(The stage lights come up to reveal the GENERAL before a bank of computer monitors, flanked by PRIVATE #2 and PRIVATE #3. PRIVATE #2 anxiously peruses a long printout.)
PRIVATE #2: Something’s gone wrong! These results are off the chart!
GENERAL: Heavens above! What’s happened?
PRIVATE #2: I can’t tell! I need more data!
(PRIVATE #1 rushes on from stage left.)
PRIVATE #1: Giant ants are destroying the town square!
GENERAL: Great Scott! This is our punishment for tampering with forces we do not understand!
PRIVATE #1: Actually, sir, I would disagree. Granted, the appearance of giant ants less than five minutes after our testing of the Z-Ray Device in the town’s vicinity would tend to suggest a correlative relationship. However, until giant ants appear following other Z-Ray tests, I would be loath to argue that Z-Rays have the effect of “gigantification” upon ants or, indeed, upon any other form of invertebrate.
GENERAL: Induction be damned! We must destroy the giant ants before they destroy us! Muster the men and call the 144th Bomber Wing for immediate air support!
PRIVATE #2: I’m sorry, sir, but in all conscience I can’t acquiesce in the destruction of these giant ants. We lack any sort of proof that the giant ants intend to destroy us. Perhaps they’ve simply blundered into town. Perhaps they’re only trying to communicate. And these ants may be superintelligent. If they are, they may well be trying to enslave us, a goal that would obviously render our destruction counterproductive.
GENERAL: By gum, I guess you’re both right. I haven’t examined the facts here closely enough. But we still need a solution, and fast!
PRIVATE #3: Sir, I have to make my feelings known here.

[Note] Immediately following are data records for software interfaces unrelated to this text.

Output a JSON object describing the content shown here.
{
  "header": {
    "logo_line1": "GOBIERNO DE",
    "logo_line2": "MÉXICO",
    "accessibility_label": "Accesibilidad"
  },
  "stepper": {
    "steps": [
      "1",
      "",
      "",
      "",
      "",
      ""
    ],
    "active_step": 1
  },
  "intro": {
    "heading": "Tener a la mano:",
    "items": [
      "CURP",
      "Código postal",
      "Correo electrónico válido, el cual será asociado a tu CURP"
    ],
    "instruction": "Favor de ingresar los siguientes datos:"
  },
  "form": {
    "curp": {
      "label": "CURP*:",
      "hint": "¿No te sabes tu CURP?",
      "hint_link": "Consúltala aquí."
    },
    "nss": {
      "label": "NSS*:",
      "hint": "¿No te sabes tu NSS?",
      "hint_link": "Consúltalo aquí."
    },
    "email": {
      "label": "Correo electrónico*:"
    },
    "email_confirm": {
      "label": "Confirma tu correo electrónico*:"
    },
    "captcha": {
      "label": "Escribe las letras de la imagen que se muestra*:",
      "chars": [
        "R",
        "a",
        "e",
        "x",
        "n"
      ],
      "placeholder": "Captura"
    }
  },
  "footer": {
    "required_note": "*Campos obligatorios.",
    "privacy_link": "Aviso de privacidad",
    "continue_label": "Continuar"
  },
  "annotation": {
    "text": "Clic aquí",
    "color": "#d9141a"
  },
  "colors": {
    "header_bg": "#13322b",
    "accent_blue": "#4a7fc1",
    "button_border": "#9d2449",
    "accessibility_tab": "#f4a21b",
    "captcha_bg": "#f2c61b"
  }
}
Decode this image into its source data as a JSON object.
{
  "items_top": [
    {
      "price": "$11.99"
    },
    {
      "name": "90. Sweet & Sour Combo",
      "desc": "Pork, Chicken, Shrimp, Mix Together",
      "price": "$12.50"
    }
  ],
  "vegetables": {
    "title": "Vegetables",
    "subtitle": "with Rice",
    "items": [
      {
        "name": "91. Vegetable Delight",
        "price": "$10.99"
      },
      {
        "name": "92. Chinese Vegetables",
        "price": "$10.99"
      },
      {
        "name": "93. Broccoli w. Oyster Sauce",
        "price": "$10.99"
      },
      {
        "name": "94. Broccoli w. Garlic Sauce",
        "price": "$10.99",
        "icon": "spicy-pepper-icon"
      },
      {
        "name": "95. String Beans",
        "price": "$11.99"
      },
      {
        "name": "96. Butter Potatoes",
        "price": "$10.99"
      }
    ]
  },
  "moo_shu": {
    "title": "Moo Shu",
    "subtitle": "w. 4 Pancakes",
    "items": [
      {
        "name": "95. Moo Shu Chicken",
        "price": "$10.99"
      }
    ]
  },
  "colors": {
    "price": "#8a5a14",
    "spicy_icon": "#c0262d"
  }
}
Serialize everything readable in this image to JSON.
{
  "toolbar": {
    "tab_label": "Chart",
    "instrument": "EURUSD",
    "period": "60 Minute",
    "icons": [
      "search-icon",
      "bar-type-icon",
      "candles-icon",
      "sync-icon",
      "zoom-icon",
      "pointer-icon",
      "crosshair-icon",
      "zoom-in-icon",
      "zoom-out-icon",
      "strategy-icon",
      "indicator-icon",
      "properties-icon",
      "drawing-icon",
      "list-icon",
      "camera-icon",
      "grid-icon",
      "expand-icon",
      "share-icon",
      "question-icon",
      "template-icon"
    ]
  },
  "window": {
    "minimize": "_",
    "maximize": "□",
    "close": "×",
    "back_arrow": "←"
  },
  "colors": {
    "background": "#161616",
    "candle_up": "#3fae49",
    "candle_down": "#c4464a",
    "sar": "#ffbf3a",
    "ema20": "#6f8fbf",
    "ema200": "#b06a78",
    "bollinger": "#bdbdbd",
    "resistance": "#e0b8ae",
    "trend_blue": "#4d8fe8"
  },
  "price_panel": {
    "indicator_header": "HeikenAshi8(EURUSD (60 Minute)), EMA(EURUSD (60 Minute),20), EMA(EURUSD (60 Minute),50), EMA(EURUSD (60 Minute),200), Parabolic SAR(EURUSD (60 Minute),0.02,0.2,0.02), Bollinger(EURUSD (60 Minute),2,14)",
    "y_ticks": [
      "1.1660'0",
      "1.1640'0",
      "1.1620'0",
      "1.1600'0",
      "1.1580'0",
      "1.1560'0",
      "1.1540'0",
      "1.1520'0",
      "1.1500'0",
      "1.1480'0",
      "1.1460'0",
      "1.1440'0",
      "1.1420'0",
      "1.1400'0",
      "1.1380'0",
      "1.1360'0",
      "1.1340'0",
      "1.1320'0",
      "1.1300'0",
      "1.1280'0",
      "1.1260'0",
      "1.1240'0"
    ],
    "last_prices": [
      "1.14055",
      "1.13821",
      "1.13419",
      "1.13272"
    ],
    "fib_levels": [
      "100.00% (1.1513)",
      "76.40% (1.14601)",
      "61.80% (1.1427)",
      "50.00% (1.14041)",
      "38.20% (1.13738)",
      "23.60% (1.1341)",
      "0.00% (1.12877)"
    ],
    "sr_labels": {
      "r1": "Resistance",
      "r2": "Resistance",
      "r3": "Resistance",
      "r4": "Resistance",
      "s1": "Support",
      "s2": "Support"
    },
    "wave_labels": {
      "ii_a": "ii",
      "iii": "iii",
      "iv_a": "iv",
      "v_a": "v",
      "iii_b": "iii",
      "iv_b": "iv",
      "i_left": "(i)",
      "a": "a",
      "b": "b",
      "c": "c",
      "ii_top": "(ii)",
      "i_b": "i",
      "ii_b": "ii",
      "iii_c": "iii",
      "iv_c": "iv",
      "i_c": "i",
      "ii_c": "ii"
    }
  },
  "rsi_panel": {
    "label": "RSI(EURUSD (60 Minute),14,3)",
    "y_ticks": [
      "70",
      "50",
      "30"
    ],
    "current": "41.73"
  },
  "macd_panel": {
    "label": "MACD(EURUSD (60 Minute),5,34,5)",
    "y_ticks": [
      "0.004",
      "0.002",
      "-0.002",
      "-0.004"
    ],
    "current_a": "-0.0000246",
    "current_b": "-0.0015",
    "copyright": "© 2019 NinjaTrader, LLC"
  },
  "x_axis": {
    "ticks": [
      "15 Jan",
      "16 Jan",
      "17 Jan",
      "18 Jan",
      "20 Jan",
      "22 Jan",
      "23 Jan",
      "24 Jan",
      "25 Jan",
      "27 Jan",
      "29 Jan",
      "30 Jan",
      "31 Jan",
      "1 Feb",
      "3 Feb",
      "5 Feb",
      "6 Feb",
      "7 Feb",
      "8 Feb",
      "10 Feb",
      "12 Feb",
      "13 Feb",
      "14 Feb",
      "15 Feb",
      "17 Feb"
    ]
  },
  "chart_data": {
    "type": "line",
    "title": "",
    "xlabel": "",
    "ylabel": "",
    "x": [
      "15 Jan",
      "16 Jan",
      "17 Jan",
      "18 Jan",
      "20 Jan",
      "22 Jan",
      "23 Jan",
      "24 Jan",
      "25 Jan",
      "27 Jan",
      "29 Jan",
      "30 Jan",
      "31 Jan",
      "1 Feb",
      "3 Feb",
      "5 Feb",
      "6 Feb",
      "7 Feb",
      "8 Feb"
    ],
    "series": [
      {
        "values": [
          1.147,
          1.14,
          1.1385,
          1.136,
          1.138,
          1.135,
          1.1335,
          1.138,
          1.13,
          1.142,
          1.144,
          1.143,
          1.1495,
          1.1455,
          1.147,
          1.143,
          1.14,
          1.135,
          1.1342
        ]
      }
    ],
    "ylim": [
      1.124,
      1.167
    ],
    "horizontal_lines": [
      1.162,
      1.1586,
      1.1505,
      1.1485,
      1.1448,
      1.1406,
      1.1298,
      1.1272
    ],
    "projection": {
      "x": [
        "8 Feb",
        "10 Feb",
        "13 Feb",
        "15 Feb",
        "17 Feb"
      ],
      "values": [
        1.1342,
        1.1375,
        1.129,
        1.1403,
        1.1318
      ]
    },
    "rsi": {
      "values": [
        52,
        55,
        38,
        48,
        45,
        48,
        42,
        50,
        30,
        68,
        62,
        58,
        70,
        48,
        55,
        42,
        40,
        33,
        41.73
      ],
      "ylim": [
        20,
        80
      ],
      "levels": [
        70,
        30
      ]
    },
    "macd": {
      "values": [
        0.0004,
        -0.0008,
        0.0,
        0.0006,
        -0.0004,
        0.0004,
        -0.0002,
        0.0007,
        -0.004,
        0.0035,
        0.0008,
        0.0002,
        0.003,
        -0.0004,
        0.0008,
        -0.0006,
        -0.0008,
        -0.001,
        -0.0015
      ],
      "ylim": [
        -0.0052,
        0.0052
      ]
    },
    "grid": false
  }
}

I feel it chauvinist and evident of a Western dialectical bias to think that rational examination will provide a solution to a giant-ant “problem.” Separating the ants from their environment and thinking of an atomistic “solution” to them without considering the ideological and ontological framework within which we conceive of a “giant ant” is counterproductive. Sure, the ants may be killed. But even in that case, have we really done anything to address the underlying problems of phallocentric militarism and scientific arrogance that created the giant ants? As a matter of fact, let’s examine the etymology of the word "solution"—the word comes from the Latin “solutionem,” a “loosening or dissolving.” The demand for a “solution” unconsciously and immediately moves us into a verbal act of destruction and disempowerment! For that matter, the very word “science” is descended through the Latin word "sciens"—"to know"—from the Indo-European root word for “cutting.” I propose that to even attempt a rational discussion of a problem, and to move along the hoary dialectic timeline from “problem” to “solution,” is to re-enact history’s egregious act of rape, the ancient tragedy of the Mesopotamian priest-despots: the cutting of lines into the world! I suggest that agriculture, which delineates the earth, and science, which would delineate the universe beneath its scalpel, leaving indelible cicatrices in our minds and our realities, do nothing but lead us further and further from the world as it is, and leave us stranded instead in a vicious circle in which signs signify signs, in which nothing can be known but our lonely and ever-darkening solipsistic nightmare. Quantum mechanics indicates that reality shrugs away any attempt at final understanding. There is, in the end, no solution. No act of science, of dissection, of destruction, can ever ultimately succeed. We are brought, humbled, to the point where we all began: mute, joyous wonder. The unspeakable wonder of belonging to a world, and not of observing it. Do not seek to solve the ants. You strive in futility. Rather, give up seeking and striving altogether. Simply … be.
(SOUND EFFECT: Hideous, unbearably loud chittering.)
(Giant ants descend from catwalk and devour actors.)